Kevin looked a little bit better this summer, but he's nowhere near the level of dominance he had before the injury.
Our top regular returner that is strictly a bullpen pitcher is Mike Dufek. When away from first base, he's been used here and there as a closer. His fastball can touch the 95-96 range and his slider is pretty good. Dufek probably won't be utilized as much this year, but he'll get his chances depending on how the closer by committee goes.
Travis Smith will spend more time in the bullpen this year. He's had a rough time as a starter over the last year both at Michigan and his summer gig in the Texas Collegiate League. All of these starter/reliever combinations should be huge assets in the pen if they aren't starting on the weekend.
Rounding out the returners are Matt Gerbe and Jeff DeCarlo. Gerbe hasn't shown too much yet during his time at Michigan or his stint with the Winchester Royals of the Valley League this summer. He had an atrocious stint as a starter with the Royals that saw his ERA balloon over 36. He managed to pull it under 9 by the end of the season.
Jeff DeCarlo, well, I've always made it a point to try and not speak that poorly of him. The guy is an Academic All-Big Ten player, not a All-Big Ten player. I respect that. I just cover my eyes and cross my fingers every time I see him on the mound, partially hoping he won't give up 3 runs in an inning, the other hoping he only pegs one guy in the 1 inning he might last. And this isn't an exaggeration. His 2009 stats:
So as this season goes on, if I make references to the "DeCarlo-type outing", this is what I mean. We won't see much of him this year, but when we do, consider it a David Cone like moment, but with less Febreeze. It's a blow out one way or the other, and as a bonus, DeCarlo will have an ERA comparable to David Cone's completion percentage—not the fraction, but the fraction multiplied by 100.
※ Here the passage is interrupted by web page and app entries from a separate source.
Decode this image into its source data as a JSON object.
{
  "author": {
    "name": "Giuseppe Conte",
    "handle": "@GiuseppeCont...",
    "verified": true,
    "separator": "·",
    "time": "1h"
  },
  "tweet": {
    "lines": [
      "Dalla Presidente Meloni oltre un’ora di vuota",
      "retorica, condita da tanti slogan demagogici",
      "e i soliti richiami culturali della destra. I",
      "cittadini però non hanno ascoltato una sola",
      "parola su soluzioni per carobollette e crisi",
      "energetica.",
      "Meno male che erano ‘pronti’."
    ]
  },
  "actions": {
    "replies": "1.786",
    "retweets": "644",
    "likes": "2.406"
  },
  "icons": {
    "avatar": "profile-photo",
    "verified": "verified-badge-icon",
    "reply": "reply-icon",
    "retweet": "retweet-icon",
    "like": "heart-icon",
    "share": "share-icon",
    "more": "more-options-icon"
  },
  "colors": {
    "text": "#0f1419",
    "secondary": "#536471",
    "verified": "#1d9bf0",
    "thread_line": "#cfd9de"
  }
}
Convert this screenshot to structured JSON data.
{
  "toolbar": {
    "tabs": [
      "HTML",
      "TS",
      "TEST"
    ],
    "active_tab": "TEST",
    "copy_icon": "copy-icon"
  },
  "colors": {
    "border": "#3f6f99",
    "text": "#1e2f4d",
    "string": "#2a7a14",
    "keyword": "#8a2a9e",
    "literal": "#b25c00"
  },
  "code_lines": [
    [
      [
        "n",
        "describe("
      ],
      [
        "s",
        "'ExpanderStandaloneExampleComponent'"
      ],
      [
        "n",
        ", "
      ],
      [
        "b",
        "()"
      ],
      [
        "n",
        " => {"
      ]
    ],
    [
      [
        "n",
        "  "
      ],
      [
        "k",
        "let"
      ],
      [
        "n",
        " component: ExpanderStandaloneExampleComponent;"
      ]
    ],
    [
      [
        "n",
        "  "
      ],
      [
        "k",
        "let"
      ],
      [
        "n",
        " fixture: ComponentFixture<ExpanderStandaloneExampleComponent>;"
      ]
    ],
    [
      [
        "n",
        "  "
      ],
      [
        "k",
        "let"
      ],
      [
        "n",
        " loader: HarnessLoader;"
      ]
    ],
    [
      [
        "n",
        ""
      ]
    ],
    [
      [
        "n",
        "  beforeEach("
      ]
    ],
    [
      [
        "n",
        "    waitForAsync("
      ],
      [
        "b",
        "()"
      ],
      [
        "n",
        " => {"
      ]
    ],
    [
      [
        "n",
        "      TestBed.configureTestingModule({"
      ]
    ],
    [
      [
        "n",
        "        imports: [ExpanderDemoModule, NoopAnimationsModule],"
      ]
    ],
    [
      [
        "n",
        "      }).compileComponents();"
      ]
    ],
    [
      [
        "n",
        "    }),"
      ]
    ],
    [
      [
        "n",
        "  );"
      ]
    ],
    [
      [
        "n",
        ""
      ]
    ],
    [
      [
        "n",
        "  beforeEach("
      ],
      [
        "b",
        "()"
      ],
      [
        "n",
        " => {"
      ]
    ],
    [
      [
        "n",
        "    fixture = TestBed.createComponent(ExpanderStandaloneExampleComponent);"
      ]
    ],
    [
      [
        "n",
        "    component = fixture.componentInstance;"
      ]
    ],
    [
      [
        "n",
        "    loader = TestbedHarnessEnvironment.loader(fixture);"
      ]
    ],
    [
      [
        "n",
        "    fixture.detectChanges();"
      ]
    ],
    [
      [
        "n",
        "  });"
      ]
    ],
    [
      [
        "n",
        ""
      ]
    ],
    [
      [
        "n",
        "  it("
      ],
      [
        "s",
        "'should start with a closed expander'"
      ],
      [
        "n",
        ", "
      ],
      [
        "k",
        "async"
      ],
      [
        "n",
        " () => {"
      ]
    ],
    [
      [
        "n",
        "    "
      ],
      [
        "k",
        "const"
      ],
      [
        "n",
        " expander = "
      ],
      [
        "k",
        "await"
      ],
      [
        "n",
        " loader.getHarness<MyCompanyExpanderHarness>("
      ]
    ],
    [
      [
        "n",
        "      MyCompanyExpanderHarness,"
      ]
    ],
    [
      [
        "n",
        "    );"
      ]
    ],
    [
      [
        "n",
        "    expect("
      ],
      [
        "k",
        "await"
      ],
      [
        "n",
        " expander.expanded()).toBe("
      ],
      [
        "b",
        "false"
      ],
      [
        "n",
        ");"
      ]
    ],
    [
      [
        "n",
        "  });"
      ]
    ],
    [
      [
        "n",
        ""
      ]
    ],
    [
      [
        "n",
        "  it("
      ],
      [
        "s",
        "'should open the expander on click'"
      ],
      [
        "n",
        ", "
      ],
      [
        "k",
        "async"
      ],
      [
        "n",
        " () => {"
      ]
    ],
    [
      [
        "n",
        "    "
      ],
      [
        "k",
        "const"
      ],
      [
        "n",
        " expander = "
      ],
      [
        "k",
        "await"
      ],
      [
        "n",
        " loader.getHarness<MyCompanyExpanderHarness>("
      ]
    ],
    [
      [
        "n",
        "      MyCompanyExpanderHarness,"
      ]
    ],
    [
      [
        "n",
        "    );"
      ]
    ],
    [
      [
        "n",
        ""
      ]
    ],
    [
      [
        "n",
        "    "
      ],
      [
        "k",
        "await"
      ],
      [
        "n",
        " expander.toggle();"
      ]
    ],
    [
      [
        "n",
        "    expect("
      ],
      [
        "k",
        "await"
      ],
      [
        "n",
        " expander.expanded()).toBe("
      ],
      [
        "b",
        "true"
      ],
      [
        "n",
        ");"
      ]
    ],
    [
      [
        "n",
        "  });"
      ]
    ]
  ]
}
Michigan has solid depth and a concentration of guys who could start or go in the bullpen. Several of those are in the running for closer, and it's always good to have a bunch of guys capable of closing out games. Hell, even DeCarlo was collecting saves with his summer team, so the future has to look brighter, no?
Michigan returns more quality pitching than the rest of the league, and it's had had a year to develop. They also get a few promising prospects back. If they stay healthy, this year's pitching could be just as good as last year's by spreading Chris Fetter's load over five or six players who weren't available for last year. The depth should be enough to keep Michigan from losing random games against conference bottom dwellers Iowa, Northwestern, and Penn State, teams that they had a 3-6 record against last year.
That makes me an optimist. An outsider's view of the pitching staff is a little bit different. Most saw Fetter as the be all end all of our staff. That was true about one in every three weekends, but again, I point to the depth issues and a couple inconsistent players. This off season was a promising one for a wide variety of pitchers. If Katzman can get fully healthy before we start to push him for innings, Fetter's loss will be survivable.